Courtesy BTHL

This post is part of a monthly series that explores the historical applications of building materials and systems through resources from the Building Technology Heritage Library (BTHL), an online collection of AEC catalogs, brochures, trade publications, and more. The BTHL is a project of the Association for Preservation Technology, an international building preservation organization. Read more about the archive here.

Founded by Richard Sears and Alvah Roebuck in 1886, Sears, Roebuck & Co. earned its 20th century designation as the “world’s largest store” primarily through its catalog sales. In addition to its exhaustive general catalogs, Sears also published kit-home catalogs—which were distributed beginning in 1908—that led to the sale of more than 70,000 residences in 30 years.

Available in more than 370 styles as well as custom options, each kit contained most of the materials required to construct a wood-framed residence, with the exception of heavy masonry or concrete materials, which could be obtained locally. Once a house was in place, homeowners could then turn to Sears’ how-to books on painting, electrical wiring, and plumbing for maintenance needs.

With nearly 100 Sears building products catalogs, the BTHL chronicles both the evolution of residential design and the history of the mail-order-turned-department store corporation.

Honor Build Modern Homes, Chicago, 1918
Prices for house plans range from $400 to more than $5,000 in this catalog, which also advertises a three-room residence that could be constructed in eight hours. Potential buyers can peruse floor plans, furnished room images, and exterior photos or sketches of the different styles.

Ready Made Buildings, Chicago, 1920
This catalog advertises multiple uses for single- and muti-room structures, including as cabins, photography studios, schoolhouses, as well as garages and chicken houses.

Modern Farm Buildings Already Cut and Fitted: Barn Equipment, Chicago, 1928
Sears marketed heavily to rural Americans, who still comprised half of the U.S. population in the early 20th century. This catalog proclaims these barns are “built like a skyscraper!” due to precutting and fitting manufacturing techniques for the components.
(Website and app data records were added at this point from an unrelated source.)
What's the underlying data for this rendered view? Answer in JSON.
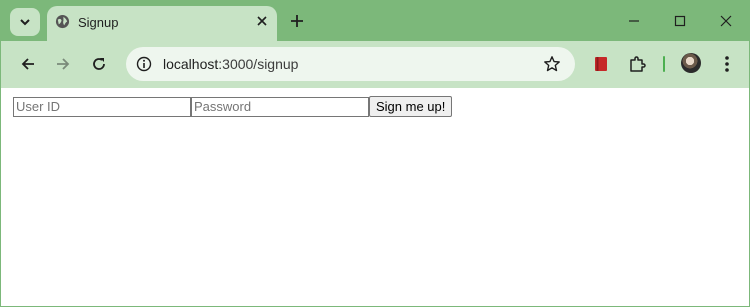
{
  "browser": {
    "tab": {
      "title": "Signup"
    },
    "address_bar": {
      "host": "localhost",
      "path": ":3000/signup"
    },
    "colors": {
      "frame": "#7cb87a",
      "toolbar": "#c7e3c5",
      "omnibox": "#eef6ee",
      "accent": "#4caf50"
    }
  },
  "page": {
    "signup_form": {
      "user_id_placeholder": "User ID",
      "password_placeholder": "Password",
      "submit_label": "Sign me up!"
    }
  },
  "icons": [
    "tab-search-icon",
    "globe-icon",
    "close-icon",
    "plus-icon",
    "minimize-icon",
    "maximize-icon",
    "window-close-icon",
    "back-arrow-icon",
    "forward-arrow-icon",
    "reload-icon",
    "site-info-icon",
    "star-icon",
    "bookmark-extension-icon",
    "puzzle-icon",
    "avatar",
    "kebab-menu-icon"
  ]
}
Homes of Today, Chicago, 1932
What is the best way to determine floor plan options? Potential buyers in the 20th century could simply fill out and mail a tear-out form from the back of this catalog—specifying architectural preferences, payment plans, and the appropriate garage size.

Modern Homes, Chicago, 1936
Readers are invited to learn about Sears’ kit home-making factories in this catalog, which states: “the buzzing of giant electric machines; the screech of electric spider-like lumber carriers with four ton loads winding their way through the plant around millions of feet of stored lumber; the whistle of electric cranes as they raise an entire load of lumber from storage shed to waiting automobile trucks…. That, briefly tells the story of our factory activities."

How to Paint, Chicago, 1939
Sears also sold various how-to manuals for the homeowner. The “How to Paint” series was published updated regularly over a 30-year period from 1910 to 1940. This edition covers everything from appropriate brushes to the number of coats, to refinishing furniture and household items.

House Wiring Made Easy, Chicago, 1939
The expansion of electrical service to rural America was a major federal government initiative of the 1930s. This Sears guide to housewiring contained practical advice for rural homeowners.

How to Do Your Own Color Planning with Sears Harmony House Coordinated Colors, Chicago, 1959
Sears even offered a catalog that pre-coordinated colors for homeowners to ensure that various furnishings matched using its proprietary Harmony House color collection.